World Economy

G-20 Nations Worried by ‘Uneven’ Global Growth

G-20 Nations Worried by ‘Uneven’ Global GrowthG-20 Nations Worried by ‘Uneven’ Global Growth

Financial leaders from the Group of 20 nations said they were heartened by a recent recovery in financial markets, but warned that global growth was "modest and uneven" and threatened by weakness in commodities-based economies.

In a communique issued after their meeting in Washington late Friday, G20 finance ministers and central bank governors repeated their pledge to refrain from competitive currency devaluations, but offered no new initiatives to keep growth from stalling, Reuters reported.

The G20 officials took a slightly more positive view on financial markets, which they said had mostly recovered from sharp selloffs earlier this year and were in better shape since they last met in Shanghai in February.

"However, growth remains modest and uneven, and downside risks and uncertainties to the global outlook persist against the backdrop of continued financial volatility, challenges faced by commodity exporters and low inflation," they said.

The communique also pointed to Britain's possible exit from the European Union, geopolitical conflicts, terrorism and refugee flows as complications for the global economic landscape.

The statement repeated G20 pledges to "use fiscal policy flexibly" to strengthen growth, job creation and confidence. It kept language that member countries "will continue to explore policy options," adding that they would be "tailored to country circumstances."

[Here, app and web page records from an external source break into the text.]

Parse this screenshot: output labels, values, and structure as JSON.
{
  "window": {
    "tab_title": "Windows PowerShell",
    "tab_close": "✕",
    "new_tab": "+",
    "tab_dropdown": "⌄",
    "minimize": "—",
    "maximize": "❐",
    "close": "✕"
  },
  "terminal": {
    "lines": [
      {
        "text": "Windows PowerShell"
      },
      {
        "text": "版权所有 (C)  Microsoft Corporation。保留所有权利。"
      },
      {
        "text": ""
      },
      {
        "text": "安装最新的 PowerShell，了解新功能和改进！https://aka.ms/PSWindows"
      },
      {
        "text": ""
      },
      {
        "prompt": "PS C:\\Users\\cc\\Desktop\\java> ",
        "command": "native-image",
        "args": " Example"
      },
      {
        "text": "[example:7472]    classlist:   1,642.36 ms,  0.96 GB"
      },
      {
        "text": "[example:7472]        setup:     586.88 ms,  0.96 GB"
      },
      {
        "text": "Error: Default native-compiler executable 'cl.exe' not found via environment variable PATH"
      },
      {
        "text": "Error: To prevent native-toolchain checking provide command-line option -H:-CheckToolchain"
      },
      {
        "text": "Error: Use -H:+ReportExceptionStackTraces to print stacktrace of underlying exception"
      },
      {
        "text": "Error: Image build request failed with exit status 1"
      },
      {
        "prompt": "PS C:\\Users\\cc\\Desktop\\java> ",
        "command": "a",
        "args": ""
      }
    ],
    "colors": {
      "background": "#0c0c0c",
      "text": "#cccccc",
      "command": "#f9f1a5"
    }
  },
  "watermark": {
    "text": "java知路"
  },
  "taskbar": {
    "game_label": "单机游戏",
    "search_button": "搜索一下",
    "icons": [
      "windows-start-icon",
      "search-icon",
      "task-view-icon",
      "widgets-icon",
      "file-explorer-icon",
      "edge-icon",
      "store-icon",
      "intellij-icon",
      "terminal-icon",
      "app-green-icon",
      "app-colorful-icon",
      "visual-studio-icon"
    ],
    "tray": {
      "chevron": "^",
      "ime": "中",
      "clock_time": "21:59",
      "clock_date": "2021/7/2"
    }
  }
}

The G20 gathering, the highlight of the International Monetary Fund and World Bank spring meetings in Washington, came amid growing pressure on richer nations to boost infrastructure spending, deregulate industries and spur employment.

Earlier this week the IMF cut its 2016 growth forecast for the world economy, the fourth such move in less than a year.

The meetings this week also coincided with weakness in a number of key commodity-based economies, particularly Brazil, which is enduring its worst recession in decades.

Tax Havens

The G-20 finance officials also sent a warning Friday to tax havens hiding billions of dollars in potential revenue critical to domestic growth plans around the world.

They called on the Organization for Economic Cooperation and Development to report by July countries and jurisdictions that haven’t signed up to new international standards on tax transparency and information sharing.

“Defensive measures will be considered by G-20 members against non-cooperative jurisdictions,” the officials said in their statement.

The G-20 has been working on the issue for years, finalizing a deal last year to close international tax loopholes. But the matter drew widespread global attention after the leak of the so-called Panama Papers earlier this month.

The revelations linked scores of public figures, executives and celebrities around the world to overseas assets in offshore tax havens from the British Virgin Islands to Panama, provoking a public outcry and fueling growing inequality concerns around the globe.

 “There is one thing which has not gone very global and that is taxation, which is still very much a local affair associated with national sovereignty,” IMF Managing Director Christine Lagarde said. “International cooperation has to really be significantly improved.”

Currency Unease

Despite the repeat of currency pledges, differences over exchange rates, particularly a weaker dollar, and negative interest rates at some central banks were readily apparent at the Washington meetings.

Japanese Finance Minister Taro Aso said the G20 agreements on currencies did not preclude appropriate action in the currency market to prevent excessive and disorderly exchange rate movements. The yen earlier this week hit a 17-month high against the dollar.

German Finance Minister Wolfgang Schaeuble this week has warned of the fallout from the European Central Bank's negative rate policies, saying it would hurt bank profitability and German savers.

And ECB sources told Reuters that the European Central Bank is unhappy with the US dollar's recent fall but accepts it as a natural consequence of the Federal Reserve's cautious economic outlook and sees no reason to act to weaken the euro.

Lou Jiwei, finance minister for China, which chairs the G-20 this year, pledged results based on the OECD report. “We will take action,” he said, though he declined to elaborate on punitive sanctions the G-20 would consider for “uncooperative” tax shelters.